Cederman, Gleditsch and Buhaug offer a theoretical approach that highlights ethno-nationalism and how the relationship between group identities and inequalities are fundamental for how successful mobilization can resort to violence.
Previous research has highlighted grievances as a key motivation for political violence, while contemporary research on civil war has largely dismissed grievances as irrelevant, emphasizing instead the role of opportunities.
This book shows that the alleged non-results for grievances in previous research stemmed primarily from atheoretical measures, typically based on individual data. The authors develop new indicators of political and economic exclusion at the group level, and show that these exert strong effects on the risk of civil war. They provide new analyses of the effects of transnational ethnic links and the duration of civil wars, and extended case discussions illustrating causal mechanisms.

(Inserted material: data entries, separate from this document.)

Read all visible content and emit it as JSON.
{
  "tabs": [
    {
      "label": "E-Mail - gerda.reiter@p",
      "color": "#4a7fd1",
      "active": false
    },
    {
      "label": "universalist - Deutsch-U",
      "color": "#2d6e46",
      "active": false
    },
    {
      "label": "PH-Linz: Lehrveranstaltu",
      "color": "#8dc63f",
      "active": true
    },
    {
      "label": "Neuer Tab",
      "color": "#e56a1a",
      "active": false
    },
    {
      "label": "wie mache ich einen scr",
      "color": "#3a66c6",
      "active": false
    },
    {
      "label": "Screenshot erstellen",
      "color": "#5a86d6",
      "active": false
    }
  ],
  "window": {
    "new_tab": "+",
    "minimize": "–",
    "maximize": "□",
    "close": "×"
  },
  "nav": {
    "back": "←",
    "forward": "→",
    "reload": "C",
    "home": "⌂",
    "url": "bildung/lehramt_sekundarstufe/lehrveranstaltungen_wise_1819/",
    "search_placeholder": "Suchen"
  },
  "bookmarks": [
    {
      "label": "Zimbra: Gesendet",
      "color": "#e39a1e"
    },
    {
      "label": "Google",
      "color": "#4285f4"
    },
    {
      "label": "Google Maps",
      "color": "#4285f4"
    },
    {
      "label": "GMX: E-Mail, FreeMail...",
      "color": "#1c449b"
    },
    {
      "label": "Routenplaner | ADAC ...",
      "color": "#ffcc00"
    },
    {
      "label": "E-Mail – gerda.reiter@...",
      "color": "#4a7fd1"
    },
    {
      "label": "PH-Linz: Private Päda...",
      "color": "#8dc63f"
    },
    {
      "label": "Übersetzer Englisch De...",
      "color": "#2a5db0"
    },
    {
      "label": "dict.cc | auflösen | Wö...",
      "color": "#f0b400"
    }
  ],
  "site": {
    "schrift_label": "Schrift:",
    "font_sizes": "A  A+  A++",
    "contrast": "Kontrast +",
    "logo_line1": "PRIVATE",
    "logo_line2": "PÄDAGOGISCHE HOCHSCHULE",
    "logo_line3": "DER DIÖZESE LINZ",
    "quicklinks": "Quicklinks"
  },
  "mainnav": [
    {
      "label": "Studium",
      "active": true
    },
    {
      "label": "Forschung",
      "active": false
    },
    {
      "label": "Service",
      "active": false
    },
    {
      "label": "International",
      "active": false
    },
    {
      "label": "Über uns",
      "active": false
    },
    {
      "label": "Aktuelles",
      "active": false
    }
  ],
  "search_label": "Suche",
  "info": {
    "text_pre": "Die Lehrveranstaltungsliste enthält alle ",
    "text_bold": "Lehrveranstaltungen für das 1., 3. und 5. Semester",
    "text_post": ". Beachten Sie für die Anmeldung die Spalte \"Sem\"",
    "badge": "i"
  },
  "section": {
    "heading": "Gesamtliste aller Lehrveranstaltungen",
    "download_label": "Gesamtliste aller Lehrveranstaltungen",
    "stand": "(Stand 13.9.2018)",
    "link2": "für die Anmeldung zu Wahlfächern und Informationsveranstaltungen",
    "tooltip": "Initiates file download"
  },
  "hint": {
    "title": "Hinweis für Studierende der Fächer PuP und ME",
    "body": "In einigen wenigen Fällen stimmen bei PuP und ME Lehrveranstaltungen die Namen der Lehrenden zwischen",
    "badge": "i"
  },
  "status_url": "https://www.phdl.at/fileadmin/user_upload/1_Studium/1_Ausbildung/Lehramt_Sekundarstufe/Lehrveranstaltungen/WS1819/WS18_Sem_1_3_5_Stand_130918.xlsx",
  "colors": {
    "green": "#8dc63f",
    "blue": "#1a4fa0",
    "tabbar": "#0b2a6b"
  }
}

The authors share the award with Kevin Avruch’s 2012 book Context and pretext in conflict resolution: conflict, identity, power and practice. The Conflict Research Society is an interdisciplinary forum linking professionals and academics concerned with co-operation and conflict and provides a meeting point for sharing their work. Last year's CRS Book of the Year Award was given jointly to Steven Pinker for The Better Angels of Our Nature: The Decline of Violence in History and its Causes, and Joshua Goldstein for Winning the War on War: The Decline of Armed Conflict Worldwide.
About the authors
Lars-Erik Cederman is Professor of International Conflict Research at the Center for Comparative and International Studies at ETH Zürich. He is also an upcoming PRIO Global Fellow. Kristian Skrede Gleditsch is Professor in the Department of Government, Univerity of Essex, and a Research Associate at PRIO. Halvard Buhaug is a Research Director and Research Professor at PRIO, and a Professor of Political Science at the Norwegian University of Science and Technology (NTNU).